GAME REVIEW | "Blossom Tales" A Shinier Zelda Clone Than Most
Blossom Tales: The Sleeping King never hides the fact that it was greatly influenced by The Legend of Zelda. Hell, the grandpa narrator comes very close to telling a tale from Hyrule before his grandkids demand another story. Still, despite its similarities to the adventures of a green-hatted warrior, Castle Pixel's retro adventure contains its own special heart, soul, and brain.
Players take control of Lily, Knight of the Rose, as the ruler of the kingdom is placed under a curse. In order to awaken the king, Lily is tasked to search for three key ingredients that will be used to craft a special potion. Traversing through the lands, Lily will be facing off against various foes, monsters, and fantastical beasts of many sizes. As her journey moseys on, her power and skill grows as big as her heart.
Perhaps what keeps Blossom Tales intriguing is its means of storytelling. As the action goes on, the grandfather is telling the tale to his grandkids, who often try to get their own spin on the story as he progresses. In some cases the kids will argue over who'll face off with Lily next, or even get mad when Lily dies due to grandpa's weak bladder. It's because of this sort of narration that the game presents a sort of heart that you don't see often in adventure games like this.
Gameplay-wise The Sleeping King is a lot of fun. Battling against golems, demons, living fire, and the various other monsters is not just challenging but also rewarding in both the metaphorical and literal sense. Defeating these enemies can lead to hidden surprises and some much-needed items for when it's time to dive into one of the five dungeons featured in this game. (Trust me when I say that you'll need as many heart revivals as possible before entering the much harder dungeons later on.)
Of course Blossom Tales isn't just about slaying the evil that walks amongst the land. There's also a big focus on exploration, which can lead to some hidden discoveries. The lands are filled with much mystery, to the point where finding a hidden area will probably occur by accident. In one instance, I was using my bombs to take care of a bandit village, only to blow up a rock and fall down a secret hole. Soon I was rewarded with tons of gold and health for unearthing this area, which also delivered a feeling of pure joy for finding such a lovely secret.
I was immensely surprised by the level of difficulty the dungeons delivered, as well. What started out as a sight of cutesy baddies and ho-hum challenges soon transformed itself into a reign of strategic, hardcore battles for the right to live. One particular dungeon had me dying nearly close to the finish every time, resulting in me having to start from the beginning. (Fortunately, the progress I made with its puzzles and mid-bosses were still intact, so at least that's something.) Nonetheless, more checkpoints would've sufficed in the long run, especially in the much tougher areas.
Yet despite its tougher areas, Blossom Tales: The Sleeping King is too charming of a video game not to ignore.
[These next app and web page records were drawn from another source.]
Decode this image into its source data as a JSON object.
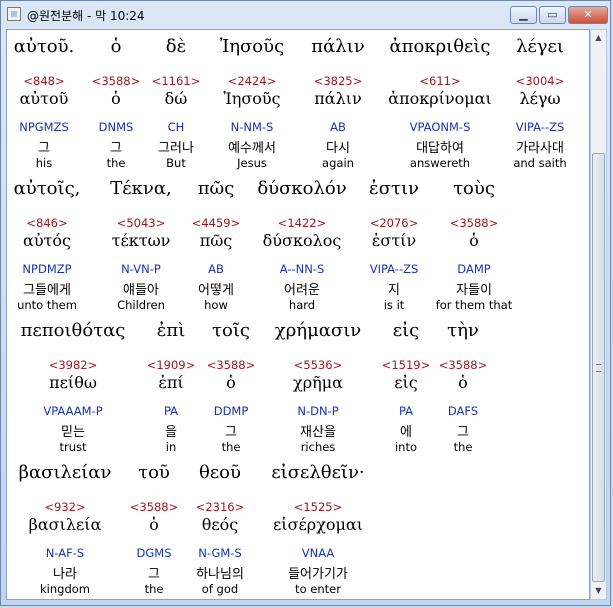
{
  "window": {
    "title": "@원전분해 - 막 10:24",
    "minimize_label": "▁",
    "maximize_label": "▭",
    "close_label": "✕"
  },
  "scrollbar": {
    "up_arrow": "▲",
    "down_arrow": "▼"
  },
  "lines": [
    {
      "words": [
        {
          "greek": "αὐτοῦ.",
          "strong": "<848>",
          "lemma": "αὐτοῦ",
          "morph": "NPGMZS",
          "korean": "그",
          "english": "his"
        },
        {
          "greek": "ὁ",
          "strong": "<3588>",
          "lemma": "ὁ",
          "morph": "DNMS",
          "korean": "그",
          "english": "the"
        },
        {
          "greek": "δὲ",
          "strong": "<1161>",
          "lemma": "δώ",
          "morph": "CH",
          "korean": "그러나",
          "english": "But"
        },
        {
          "greek": "Ἰησοῦς",
          "strong": "<2424>",
          "lemma": "Ἰησοῦς",
          "morph": "N-NM-S",
          "korean": "예수께서",
          "english": "Jesus"
        },
        {
          "greek": "πάλιν",
          "strong": "<3825>",
          "lemma": "πάλιν",
          "morph": "AB",
          "korean": "다시",
          "english": "again"
        },
        {
          "greek": "ἀποκριθεὶς",
          "strong": "<611>",
          "lemma": "ἀποκρίνομαι",
          "morph": "VPAONM-S",
          "korean": "대답하여",
          "english": "answereth"
        },
        {
          "greek": "λέγει",
          "strong": "<3004>",
          "lemma": "λέγω",
          "morph": "VIPA--ZS",
          "korean": "가라사대",
          "english": "and saith"
        }
      ]
    },
    {
      "words": [
        {
          "greek": "αὐτοῖς,",
          "strong": "<846>",
          "lemma": "αὐτός",
          "morph": "NPDMZP",
          "korean": "그들에게",
          "english": "unto them"
        },
        {
          "greek": "Τέκνα,",
          "strong": "<5043>",
          "lemma": "τέκτων",
          "morph": "N-VN-P",
          "korean": "얘들아",
          "english": "Children"
        },
        {
          "greek": "πῶς",
          "strong": "<4459>",
          "lemma": "πῶς",
          "morph": "AB",
          "korean": "어떻게",
          "english": "how"
        },
        {
          "greek": "δύσκολόν",
          "strong": "<1422>",
          "lemma": "δύσκολος",
          "morph": "A--NN-S",
          "korean": "어려운",
          "english": "hard"
        },
        {
          "greek": "ἐστιν",
          "strong": "<2076>",
          "lemma": "ἐστίν",
          "morph": "VIPA--ZS",
          "korean": "지",
          "english": "is it"
        },
        {
          "greek": "τοὺς",
          "strong": "<3588>",
          "lemma": "ὁ",
          "morph": "DAMP",
          "korean": "자들이",
          "english": "for them that"
        }
      ]
    },
    {
      "words": [
        {
          "greek": "πεποιθότας",
          "strong": "<3982>",
          "lemma": "πείθω",
          "morph": "VPAAAM-P",
          "korean": "믿는",
          "english": "trust"
        },
        {
          "greek": "ἐπὶ",
          "strong": "<1909>",
          "lemma": "ἐπί",
          "morph": "PA",
          "korean": "을",
          "english": "in"
        },
        {
          "greek": "τοῖς",
          "strong": "<3588>",
          "lemma": "ὁ",
          "morph": "DDMP",
          "korean": "그",
          "english": "the"
        },
        {
          "greek": "χρήμασιν",
          "strong": "<5536>",
          "lemma": "χρῆμα",
          "morph": "N-DN-P",
          "korean": "재산을",
          "english": "riches"
        },
        {
          "greek": "εἰς",
          "strong": "<1519>",
          "lemma": "εἰς",
          "morph": "PA",
          "korean": "에",
          "english": "into"
        },
        {
          "greek": "τὴν",
          "strong": "<3588>",
          "lemma": "ὁ",
          "morph": "DAFS",
          "korean": "그",
          "english": "the"
        }
      ]
    },
    {
      "words": [
        {
          "greek": "βασιλείαν",
          "strong": "<932>",
          "lemma": "βασιλεία",
          "morph": "N-AF-S",
          "korean": "나라",
          "english": "kingdom"
        },
        {
          "greek": "τοῦ",
          "strong": "<3588>",
          "lemma": "ὁ",
          "morph": "DGMS",
          "korean": "그",
          "english": "the"
        },
        {
          "greek": "θεοῦ",
          "strong": "<2316>",
          "lemma": "θεός",
          "morph": "N-GM-S",
          "korean": "하나님의",
          "english": "of god"
        },
        {
          "greek": "εἰσελθεῖν·",
          "strong": "<1525>",
          "lemma": "εἰσέρχομαι",
          "morph": "VNAA",
          "korean": "들어가기가",
          "english": "to enter"
        }
      ]
    }
  ]
}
With its 11-hour runtime (depending on your skill, of course), this adventure succeeds at being fun, challenging, and rewarding from start-to-finish. Even when you reach its conclusion, you'll find yourself wanting to dive right back into it, something I can't say for most titles that borrow from Link & Navi's guidebook.
- Charming storytelling
- Fun, adventurous gameplay
- Great mixture of nostalgia and originality
- Gets difficult very fast for novices
Blossom Tales: The Sleeping King is the first non-Adventure Time Zelda-inspired clone that I found myself immensely enjoying from start-to-finish. With its charming story, fun gameplay, and bight challenges throughout its runtime, Castle Pixel has managed to craft this tale of Lily into what I hope to be a new indie adventure franchise. I, for one, look forward to seeing what other sorts of journeys may entail in Blossom Tales if it continues onward.
Promotional consideration provided by Philipp Döschl of FDG Entertainment. Reviewed on the Nintendo Switch.